A maritime enthusiast is aiming to set up a Titanic heritage centre in the Midlands, as the focal point of events marking the tragedy's 100th anniversary in 2012.
Howard Nelson, from Coventry, has already established the world's only Titanic Heritage Trust and believes the Midlands would be an ideal home for a museum dedicated to the Titanic as it has many links with the world's most famous ship.
The 60-year-old author said: "The links between the Titanic and the region aren't immediately obvious but the two are strongly tied.
"The ship's captain was born in Stoke and there is a statue of him in Lichfield. The ship's anchors were made in the Black Country, the internal fittings were furnished in the West Midlands, and the officers' buttons were made in Birmingham."
Mr Nelson set up the trust on December 1 after receiving help from Coventry University's business start-up programme Vision Works. He was put in contact with his own business mentor and solicitors.
"I've been fascinated by the Titanic ever since my father took me to see the original film, A Night to Remember, when I was 12," he said.
"I first started thinking of setting up the trust in the late 1970s but had almost given up hope."

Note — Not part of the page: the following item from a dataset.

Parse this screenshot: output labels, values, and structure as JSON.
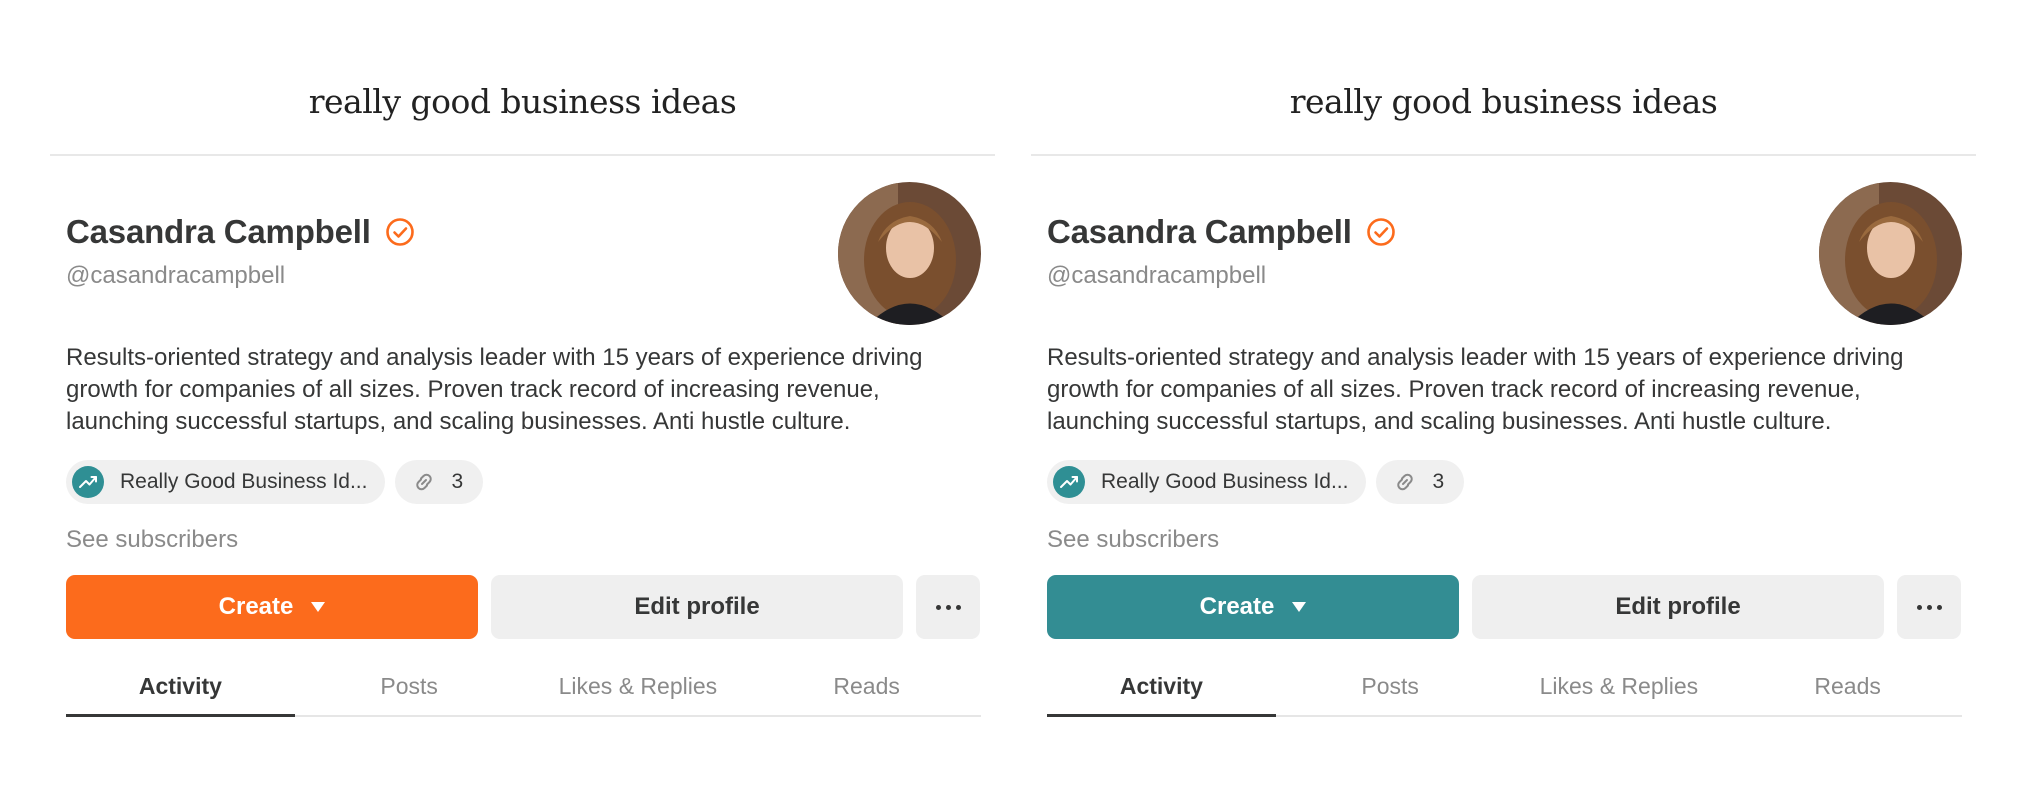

Before the heritage centre can become a reality, the trust's first challenge is to help raise £170,000 to save the SS Nomadic, which is due to go under the hammer at auction in less than a month.
The ship is the last surviving link to the Titanic and was used to ferry passengers from Cherbourg to the massive liner, which was too large to dock at the French port.
The Nomadic is also the last surviving White Star Line boat, and was built at the same site as the Titanic - the Har-land & Wolff shipyard in Belfast.
The ship is currently at Le Havre, but a group of maritime enthusiasts including Mr Nelson are aiming to buy it at auction, and bring it back to Belfast where it will be restored by Harland & Wolff using the original designs.
"We desperately want to buy Nomadic - if we don't, it will be scrapped and an important part of history will be lost," Mr Nelson said.